Using these logging residues not only generates potential additional income, it also makes subsequent site replanting and silvicultural work easier.
In other European countries, like Sweden, the slash/lop and top is now collected after final felling in a high proportion of forest sites.
In Sweden, for example, the slash is collected after final felling and left on the forest roadside to dry for a year or more so as the needles, which have a high concentration of nutrients, fall and are therefore retained and recycled within the forest ecosystem. A paper based material is then used to cover the slash heaps on site which speeds up the drying process. After a year or more the slash is chipped on site and sold into the biomass industry.

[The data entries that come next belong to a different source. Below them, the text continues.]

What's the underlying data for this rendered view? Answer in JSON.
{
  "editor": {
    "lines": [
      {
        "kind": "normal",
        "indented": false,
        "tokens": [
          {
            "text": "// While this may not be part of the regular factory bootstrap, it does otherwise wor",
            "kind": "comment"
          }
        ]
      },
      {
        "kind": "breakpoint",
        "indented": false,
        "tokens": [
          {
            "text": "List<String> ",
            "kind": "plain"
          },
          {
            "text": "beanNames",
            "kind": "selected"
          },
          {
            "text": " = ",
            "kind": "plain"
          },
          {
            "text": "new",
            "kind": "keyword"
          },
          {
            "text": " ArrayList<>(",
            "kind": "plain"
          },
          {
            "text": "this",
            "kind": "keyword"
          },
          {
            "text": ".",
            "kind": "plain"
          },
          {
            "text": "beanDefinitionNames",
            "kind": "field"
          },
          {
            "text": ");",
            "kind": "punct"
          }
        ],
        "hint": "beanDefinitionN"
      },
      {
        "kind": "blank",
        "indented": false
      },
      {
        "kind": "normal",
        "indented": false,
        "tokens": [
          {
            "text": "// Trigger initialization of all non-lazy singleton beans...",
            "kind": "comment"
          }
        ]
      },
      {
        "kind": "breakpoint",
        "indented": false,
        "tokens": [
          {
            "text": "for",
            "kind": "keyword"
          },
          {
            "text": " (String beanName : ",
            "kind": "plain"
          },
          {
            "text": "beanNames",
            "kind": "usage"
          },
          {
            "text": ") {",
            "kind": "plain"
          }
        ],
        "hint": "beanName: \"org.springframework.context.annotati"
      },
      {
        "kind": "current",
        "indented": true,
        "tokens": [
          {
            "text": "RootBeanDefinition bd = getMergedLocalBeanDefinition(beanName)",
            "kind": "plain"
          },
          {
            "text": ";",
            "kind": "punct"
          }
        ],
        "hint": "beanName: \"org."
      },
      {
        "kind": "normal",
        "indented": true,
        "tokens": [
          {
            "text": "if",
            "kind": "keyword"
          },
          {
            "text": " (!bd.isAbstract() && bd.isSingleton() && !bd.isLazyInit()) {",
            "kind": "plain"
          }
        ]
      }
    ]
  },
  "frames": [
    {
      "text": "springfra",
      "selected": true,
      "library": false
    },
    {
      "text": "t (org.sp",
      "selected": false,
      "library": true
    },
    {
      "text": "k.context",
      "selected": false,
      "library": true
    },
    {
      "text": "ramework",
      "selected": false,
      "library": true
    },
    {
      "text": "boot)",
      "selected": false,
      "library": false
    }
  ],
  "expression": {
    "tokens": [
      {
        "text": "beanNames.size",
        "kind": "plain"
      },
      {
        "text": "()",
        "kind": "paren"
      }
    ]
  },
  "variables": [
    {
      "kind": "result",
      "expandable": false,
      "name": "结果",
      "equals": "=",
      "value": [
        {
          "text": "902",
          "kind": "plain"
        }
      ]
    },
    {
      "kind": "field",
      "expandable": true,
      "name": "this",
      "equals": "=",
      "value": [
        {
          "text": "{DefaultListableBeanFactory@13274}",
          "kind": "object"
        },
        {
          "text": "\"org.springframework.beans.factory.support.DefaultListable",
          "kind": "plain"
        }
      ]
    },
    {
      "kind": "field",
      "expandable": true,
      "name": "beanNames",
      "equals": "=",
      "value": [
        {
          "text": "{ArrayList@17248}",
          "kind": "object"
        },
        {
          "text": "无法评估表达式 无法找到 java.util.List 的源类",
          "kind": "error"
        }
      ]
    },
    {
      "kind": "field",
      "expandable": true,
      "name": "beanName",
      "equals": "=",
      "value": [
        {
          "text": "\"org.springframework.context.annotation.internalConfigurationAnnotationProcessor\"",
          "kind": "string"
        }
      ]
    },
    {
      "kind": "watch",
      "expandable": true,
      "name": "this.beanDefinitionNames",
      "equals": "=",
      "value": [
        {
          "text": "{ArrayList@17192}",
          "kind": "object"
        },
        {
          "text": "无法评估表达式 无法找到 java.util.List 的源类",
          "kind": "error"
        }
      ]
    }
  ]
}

The potential to harvest slash from our Irish forests is worth investigating further. With power plants moving towards renewable energy alternatives like biomass to co-fire their power plants, there is a definite potential for forest owners to sell into the Irish biomass industry.
- Growing the Irish Forest Bioeconomy (Coford, Oct 2017)
- Irish BioEnergy Association (IrBEA)
- Bioenergy - What is Bioenergy (SEAI)
- Bioenergy Supply in Ireland 2015-2035 - Report (SEAI, Sep 2016)
- Bioenergy Supply in Ireland 2015-2035 - Infographic (SEAI)
- Forestry for Fibre Grant Scheme
- Into the Woods: Turning to Forests for Energy (Judith Horstman)
- Biomass Resources in the Island of Ireland - Michael Doran
Machinery in Action:
Forest Slash Harvester in Action
Forest Stump Grinder/Chipper in Action
Slash Chipper in Action